  1. Insurance that covers you when you are at fault.

  • Property Damage Liability (PD) – This coverage is mandatory in Florida. This insurance covers the damage you cause to the property of another motorist. Property damage coverage does NOT protect your own car if it is damaged in the accident, it only protects the property of the other driver involved in the accident. In Florida, drivers must carry a minimum of $10,000 of property damage coverage.
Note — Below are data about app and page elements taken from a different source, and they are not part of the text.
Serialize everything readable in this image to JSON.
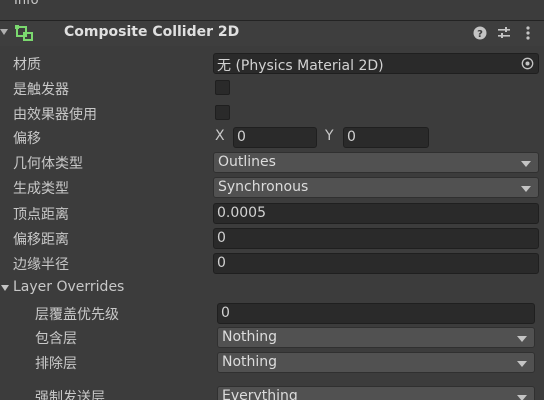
{
  "top_strip": {
    "text": "Info"
  },
  "component": {
    "title": "Composite Collider 2D",
    "icons": [
      "foldout-arrow-icon",
      "composite-collider-icon",
      "help-icon",
      "preset-icon",
      "more-icon"
    ]
  },
  "fields": {
    "material": {
      "label": "材质",
      "value": "无 (Physics Material 2D)"
    },
    "is_trigger": {
      "label": "是触发器"
    },
    "used_by_effector": {
      "label": "由效果器使用"
    },
    "offset": {
      "label": "偏移",
      "x_label": "X",
      "x_value": "0",
      "y_label": "Y",
      "y_value": "0"
    },
    "geometry_type": {
      "label": "几何体类型",
      "value": "Outlines"
    },
    "generation_type": {
      "label": "生成类型",
      "value": "Synchronous"
    },
    "vertex_distance": {
      "label": "顶点距离",
      "value": "0.0005"
    },
    "offset_distance": {
      "label": "偏移距离",
      "value": "0"
    },
    "edge_radius": {
      "label": "边缘半径",
      "value": "0"
    }
  },
  "layer_overrides": {
    "label": "Layer Overrides",
    "priority": {
      "label": "层覆盖优先级",
      "value": "0"
    },
    "include": {
      "label": "包含层",
      "value": "Nothing"
    },
    "exclude": {
      "label": "排除层",
      "value": "Nothing"
    },
    "force_send": {
      "label": "强制发送层",
      "value": "Everything"
    }
  }
}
Example: John Doe was involved in an auto accident and it is determined that he is the at-fault party who caused the crash. John’s auto insurance policy carries the minimum property damage liability coverage required by law in Florida which is $10,000. The person’s vehicle who John hit has damages of $6,000 so John’s property damage liability coverage will pay for the cost of repairing the other person’s car.

  • Bodily Injury Coverage (BI) – Bodily Injury Coverage (BI) is NOT required in Florida. this coverage pays for injuries to others caused by you, relatives who live with you, or other authorized drivers of your vehicle.

Example: John Doe ran a red light and struck a vehicle. The vehicle’s driver was injured and had to be taken to the hospital from the scene of the accident. The driver of the other vehicle had to continue receiving treatment and ended up with bills well over $20,000. John’s BI coverage would pay for the costs related to the other driver’s injuries up to John’s BI coverage limit.

It is important to review your auto insurance policy to make sure you are adequately covered

When speaking to friends and family about their auto insurance we always advise them to strongly consider purchasing both Bodily Injury (BI) and Uninsured/Underinsured Motorist (UM) coverage. These types of coverage are not required in Florida but many attorneys agree that they should be. You want to make sure you are protected in the event you are at fault in a car accident and cause injuries to another. Having BI coverage ensures that your insurance company will pay up the limits of your coverage in the event you are at fault and injure others. You also need to ensure that you have adequate UM coverage in the event that you are injured by an uninsured or underinsured driver. Since BI coverage is not required in Florida it is vital that you have UM coverage to protect yourself in the event that you are injured by a negligent driver in a car accident.